Local areas also need good infrastructure and transport to be successful both for businesses and local residents. Our roads are crumbling whilst at the same time, more people than ever before are using them. The country currently has a £12 billion backlog of repairs and one in five roads is classed as being in poor condition.

OUR PLANS WOULD PLACE COUNCILS FIRMLY AT THE HEART OF COMMUNITIES AND HELP ENSURE GROWING PROSPERITY IS SHARED BY EVERYONE. THERE WILL ALSO BE AN AFFORDABLE, LONG-TERM SOLUTION TO FIXING THE NATION’S ROADS.

To be able to do this, the new government must:

In the first Queen’s Speech

Announce a new Public Services Bill that will:

• Enable everyone to contribute to and benefit from local growth by devolving economic powers through councils to Local Enterprise Partnerships (LEPs) so they can coordinate and boost the delivery of jobs, housing and growth in all areas.

•  Give all councils in England the same traffic management powers as London and Wales to reduce the costs, emissions and disruption from congestion.

Announce a new Fiscal Devolution Bill to:

• Allow councils to set locally appropriate fees, charges and subsidies (including public transport subsidies and planning fees) enabling councils to support those who need it most.

• Let councils set rates and discounts for council tax and business rates so they can better respond to local circumstances.

• Let councils retain 100 per cent of business rates growth without a corresponding cut in revenue support grant, further incentivising councils to grow local economies.

In the first Budget

The Chancellor will:

• Replace the Barnett formula with a system of distribution for the countries of the UK based on need and more appropriate and relevant incentives.

•  Devolve all funding for local growth, regeneration, skills and employment support through councils to LEPs, replacing the current system of more than 100 funding streams so investment decisions can be based directly on what businesses need to create jobs.

•  Inject £1 billion a year into a much-needed programme to address the pothole backlog by investing 2p a litre from the existing fuel duty to fix our roads.

In the first 100 days

The new government will:

• Confirm that communities which choose to extract shale gas in their area will receive up to 10 per cent of the revenue from sales.

Announce the establishment of an independent body for the distribution of funding to councils.

SHARING PROSPERITY

Councils are delivering schemes to foster local growth:

Northamptonshire County Council

• When the British Grand Prix came under threat a few years ago, Northamptonshire County Council stepped in to assure the investment needed by Silverstone with a £10 million secured loan.

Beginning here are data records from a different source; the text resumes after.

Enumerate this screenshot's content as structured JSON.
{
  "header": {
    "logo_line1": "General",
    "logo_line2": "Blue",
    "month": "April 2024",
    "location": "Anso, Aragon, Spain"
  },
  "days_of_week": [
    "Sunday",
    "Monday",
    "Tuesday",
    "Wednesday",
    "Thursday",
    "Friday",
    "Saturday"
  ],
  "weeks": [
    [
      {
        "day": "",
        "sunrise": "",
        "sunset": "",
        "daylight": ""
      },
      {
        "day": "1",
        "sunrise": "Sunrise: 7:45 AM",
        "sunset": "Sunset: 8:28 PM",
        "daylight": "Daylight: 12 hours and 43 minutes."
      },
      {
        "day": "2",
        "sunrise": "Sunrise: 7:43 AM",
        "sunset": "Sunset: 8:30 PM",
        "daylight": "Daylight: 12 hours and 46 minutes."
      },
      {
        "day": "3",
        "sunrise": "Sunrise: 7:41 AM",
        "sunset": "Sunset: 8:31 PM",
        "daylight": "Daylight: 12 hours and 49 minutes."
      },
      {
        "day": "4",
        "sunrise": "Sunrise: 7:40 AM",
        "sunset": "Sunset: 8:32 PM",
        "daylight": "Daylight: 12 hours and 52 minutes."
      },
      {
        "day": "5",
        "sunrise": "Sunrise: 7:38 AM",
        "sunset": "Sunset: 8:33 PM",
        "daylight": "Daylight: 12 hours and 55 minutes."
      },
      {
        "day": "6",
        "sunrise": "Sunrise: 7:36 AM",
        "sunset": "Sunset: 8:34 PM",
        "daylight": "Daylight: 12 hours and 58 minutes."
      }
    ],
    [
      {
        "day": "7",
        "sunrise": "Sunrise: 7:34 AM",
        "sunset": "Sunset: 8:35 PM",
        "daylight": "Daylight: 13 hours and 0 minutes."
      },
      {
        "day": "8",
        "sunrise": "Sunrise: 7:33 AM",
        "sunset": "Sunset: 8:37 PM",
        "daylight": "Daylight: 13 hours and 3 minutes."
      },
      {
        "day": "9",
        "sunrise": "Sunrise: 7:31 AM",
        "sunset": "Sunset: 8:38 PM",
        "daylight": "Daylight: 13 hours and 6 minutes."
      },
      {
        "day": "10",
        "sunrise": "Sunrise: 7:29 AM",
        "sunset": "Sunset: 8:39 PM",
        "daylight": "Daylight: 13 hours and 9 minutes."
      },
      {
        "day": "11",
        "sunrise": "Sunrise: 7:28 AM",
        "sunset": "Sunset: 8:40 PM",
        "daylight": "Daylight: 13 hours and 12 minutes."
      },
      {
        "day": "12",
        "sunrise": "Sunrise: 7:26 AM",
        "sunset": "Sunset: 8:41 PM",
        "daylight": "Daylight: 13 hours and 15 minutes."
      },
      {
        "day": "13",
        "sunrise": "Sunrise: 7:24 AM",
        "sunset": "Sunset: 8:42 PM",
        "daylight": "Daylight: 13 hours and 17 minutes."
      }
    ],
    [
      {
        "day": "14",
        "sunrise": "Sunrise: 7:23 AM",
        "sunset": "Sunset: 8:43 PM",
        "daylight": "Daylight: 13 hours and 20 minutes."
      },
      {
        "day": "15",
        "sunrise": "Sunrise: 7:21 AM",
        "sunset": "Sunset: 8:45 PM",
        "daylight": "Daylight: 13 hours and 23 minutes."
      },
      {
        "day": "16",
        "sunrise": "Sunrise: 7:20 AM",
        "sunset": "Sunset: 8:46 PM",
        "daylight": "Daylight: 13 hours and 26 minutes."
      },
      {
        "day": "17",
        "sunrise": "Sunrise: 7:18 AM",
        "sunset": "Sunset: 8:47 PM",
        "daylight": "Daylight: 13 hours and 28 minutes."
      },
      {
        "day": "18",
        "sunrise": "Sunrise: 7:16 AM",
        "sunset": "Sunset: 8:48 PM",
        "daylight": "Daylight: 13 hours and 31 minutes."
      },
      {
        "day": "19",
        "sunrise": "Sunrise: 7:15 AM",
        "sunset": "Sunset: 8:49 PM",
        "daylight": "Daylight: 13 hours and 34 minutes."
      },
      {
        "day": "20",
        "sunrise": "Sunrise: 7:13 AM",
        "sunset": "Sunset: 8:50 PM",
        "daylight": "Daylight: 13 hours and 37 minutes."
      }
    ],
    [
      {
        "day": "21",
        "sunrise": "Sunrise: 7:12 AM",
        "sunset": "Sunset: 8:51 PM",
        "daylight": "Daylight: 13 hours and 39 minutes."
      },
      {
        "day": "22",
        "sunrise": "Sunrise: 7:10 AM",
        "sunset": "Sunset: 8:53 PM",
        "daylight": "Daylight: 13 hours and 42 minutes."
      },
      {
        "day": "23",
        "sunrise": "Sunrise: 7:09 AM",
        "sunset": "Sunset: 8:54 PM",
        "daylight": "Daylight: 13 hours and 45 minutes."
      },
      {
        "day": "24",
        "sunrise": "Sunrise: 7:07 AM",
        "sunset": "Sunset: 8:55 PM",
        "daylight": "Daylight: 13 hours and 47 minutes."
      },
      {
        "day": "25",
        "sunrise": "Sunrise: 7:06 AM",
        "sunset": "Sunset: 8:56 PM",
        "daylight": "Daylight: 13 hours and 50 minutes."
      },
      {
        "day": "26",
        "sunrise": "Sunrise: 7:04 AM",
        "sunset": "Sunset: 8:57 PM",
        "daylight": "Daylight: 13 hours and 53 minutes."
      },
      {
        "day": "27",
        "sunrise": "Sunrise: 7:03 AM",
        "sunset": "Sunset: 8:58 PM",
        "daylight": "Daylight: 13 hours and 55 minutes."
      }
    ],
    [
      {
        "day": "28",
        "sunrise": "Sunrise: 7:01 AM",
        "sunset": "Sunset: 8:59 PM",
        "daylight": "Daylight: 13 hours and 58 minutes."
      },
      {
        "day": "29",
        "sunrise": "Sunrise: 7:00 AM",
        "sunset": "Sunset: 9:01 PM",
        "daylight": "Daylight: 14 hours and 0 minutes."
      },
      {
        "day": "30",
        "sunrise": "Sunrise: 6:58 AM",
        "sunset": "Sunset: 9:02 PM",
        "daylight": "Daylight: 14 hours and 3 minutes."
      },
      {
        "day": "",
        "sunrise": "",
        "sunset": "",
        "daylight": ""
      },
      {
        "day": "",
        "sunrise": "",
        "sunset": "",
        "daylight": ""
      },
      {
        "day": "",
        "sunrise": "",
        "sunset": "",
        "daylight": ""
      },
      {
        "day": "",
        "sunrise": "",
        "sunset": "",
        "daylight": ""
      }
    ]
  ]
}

Losing the Grand Prix would have had a £6 billion impact on the national economy. Instead, the loan led to the provision of almost 800 jobs. The council also offered a £1.5 million revenue contribution to the ‘Silverstone Masterplan’ which involved the creation of a high performance technologies business ecosystem which could deliver over 4,000 new jobs.

Sunderland City Council

• As part of Sunderland City Council’s ‘Economic Masterplan’ to draw on its strengths as a location for automotive manufacturing and components supply chain companies, the council entered into more than 18 months of intensive talks with the Lear Corporation USA. As a result it opened its first UK foam manufacturing plant in March 2012, bringing 300 jobs to Sunderland in its first three years and strengthening the manufacturing sector in the northeast.

Hertsmere Borough Council

• In the 1990s, Hertsmere Borough Council purchased Elstree Studios, the site where the original Star Wars and Indiana Jones trilogies were produced, after years of neglect had left it derelict. The council invested £5.5 million to build two new state of the art sound stages, which attracted renowned productions such as The King’s Speech and Strictly Come Dancing and generated rental income in excess of £11 million. The council is now funding the studio’s expansion by investing £2.5 million of its own resources and borrowing £2 million.